Work task:
Whenever a line carries the word "wheelofnames", pull it out of the entries.
___ Task material ___
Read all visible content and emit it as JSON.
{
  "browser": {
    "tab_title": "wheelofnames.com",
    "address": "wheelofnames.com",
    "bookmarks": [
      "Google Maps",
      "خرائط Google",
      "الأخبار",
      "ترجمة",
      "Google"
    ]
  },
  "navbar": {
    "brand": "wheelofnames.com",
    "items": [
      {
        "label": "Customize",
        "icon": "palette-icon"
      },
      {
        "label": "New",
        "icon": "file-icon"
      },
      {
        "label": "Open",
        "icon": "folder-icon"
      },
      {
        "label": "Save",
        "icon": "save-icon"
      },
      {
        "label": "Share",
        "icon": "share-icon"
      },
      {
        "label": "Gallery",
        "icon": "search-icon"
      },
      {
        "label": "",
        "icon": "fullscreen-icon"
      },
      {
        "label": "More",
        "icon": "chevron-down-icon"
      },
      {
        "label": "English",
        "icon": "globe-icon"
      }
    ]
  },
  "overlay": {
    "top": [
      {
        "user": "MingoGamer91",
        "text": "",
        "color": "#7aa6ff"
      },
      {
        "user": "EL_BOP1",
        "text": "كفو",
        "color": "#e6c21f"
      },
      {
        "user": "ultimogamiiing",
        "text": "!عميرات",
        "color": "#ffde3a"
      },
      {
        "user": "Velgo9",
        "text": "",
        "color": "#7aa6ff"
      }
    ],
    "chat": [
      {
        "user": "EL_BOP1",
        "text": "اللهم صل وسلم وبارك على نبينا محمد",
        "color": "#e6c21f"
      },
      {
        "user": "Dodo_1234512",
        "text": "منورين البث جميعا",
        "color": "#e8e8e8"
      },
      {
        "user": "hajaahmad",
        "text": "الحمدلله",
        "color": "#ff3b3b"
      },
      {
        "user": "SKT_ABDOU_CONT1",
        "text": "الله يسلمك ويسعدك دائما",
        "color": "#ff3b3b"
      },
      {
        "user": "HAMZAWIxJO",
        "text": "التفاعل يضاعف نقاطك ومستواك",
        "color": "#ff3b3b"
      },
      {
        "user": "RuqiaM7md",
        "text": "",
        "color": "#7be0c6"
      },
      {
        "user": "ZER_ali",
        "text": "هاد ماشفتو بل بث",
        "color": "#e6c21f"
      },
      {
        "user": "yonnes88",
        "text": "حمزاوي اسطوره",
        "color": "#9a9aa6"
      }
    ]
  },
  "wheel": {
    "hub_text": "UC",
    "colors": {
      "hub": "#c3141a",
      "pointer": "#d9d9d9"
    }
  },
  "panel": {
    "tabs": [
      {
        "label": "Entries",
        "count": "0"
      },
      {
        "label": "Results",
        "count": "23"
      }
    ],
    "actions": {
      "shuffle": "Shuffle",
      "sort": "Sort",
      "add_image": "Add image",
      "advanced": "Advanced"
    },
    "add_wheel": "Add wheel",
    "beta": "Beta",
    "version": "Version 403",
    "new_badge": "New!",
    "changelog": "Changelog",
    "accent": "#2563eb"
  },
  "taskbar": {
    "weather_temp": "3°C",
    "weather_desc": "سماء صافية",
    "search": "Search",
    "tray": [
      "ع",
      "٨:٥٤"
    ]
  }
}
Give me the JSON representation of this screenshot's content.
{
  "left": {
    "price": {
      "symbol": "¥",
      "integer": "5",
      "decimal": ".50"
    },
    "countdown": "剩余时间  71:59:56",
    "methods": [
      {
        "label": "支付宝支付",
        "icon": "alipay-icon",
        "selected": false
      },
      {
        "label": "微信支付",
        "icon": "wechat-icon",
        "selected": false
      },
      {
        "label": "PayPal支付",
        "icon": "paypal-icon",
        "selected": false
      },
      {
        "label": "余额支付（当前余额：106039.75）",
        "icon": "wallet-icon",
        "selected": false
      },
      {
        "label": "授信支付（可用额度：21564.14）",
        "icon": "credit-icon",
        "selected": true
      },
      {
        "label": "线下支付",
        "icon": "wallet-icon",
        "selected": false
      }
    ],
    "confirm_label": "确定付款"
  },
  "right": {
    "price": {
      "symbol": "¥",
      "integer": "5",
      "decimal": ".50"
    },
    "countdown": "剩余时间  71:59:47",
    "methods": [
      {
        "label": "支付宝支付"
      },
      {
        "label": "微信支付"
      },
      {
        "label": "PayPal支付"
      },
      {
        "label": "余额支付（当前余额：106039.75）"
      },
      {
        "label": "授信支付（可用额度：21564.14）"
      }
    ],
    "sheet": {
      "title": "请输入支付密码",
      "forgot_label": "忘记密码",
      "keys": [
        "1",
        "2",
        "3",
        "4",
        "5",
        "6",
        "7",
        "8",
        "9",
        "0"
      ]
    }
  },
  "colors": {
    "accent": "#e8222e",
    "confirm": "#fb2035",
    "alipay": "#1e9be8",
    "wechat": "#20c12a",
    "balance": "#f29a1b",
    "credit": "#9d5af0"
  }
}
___
Result for this task:
    "tab_title": "wheelofnames.com",
    "address": "wheelofnames.com",
    "brand": "wheelofnames.com",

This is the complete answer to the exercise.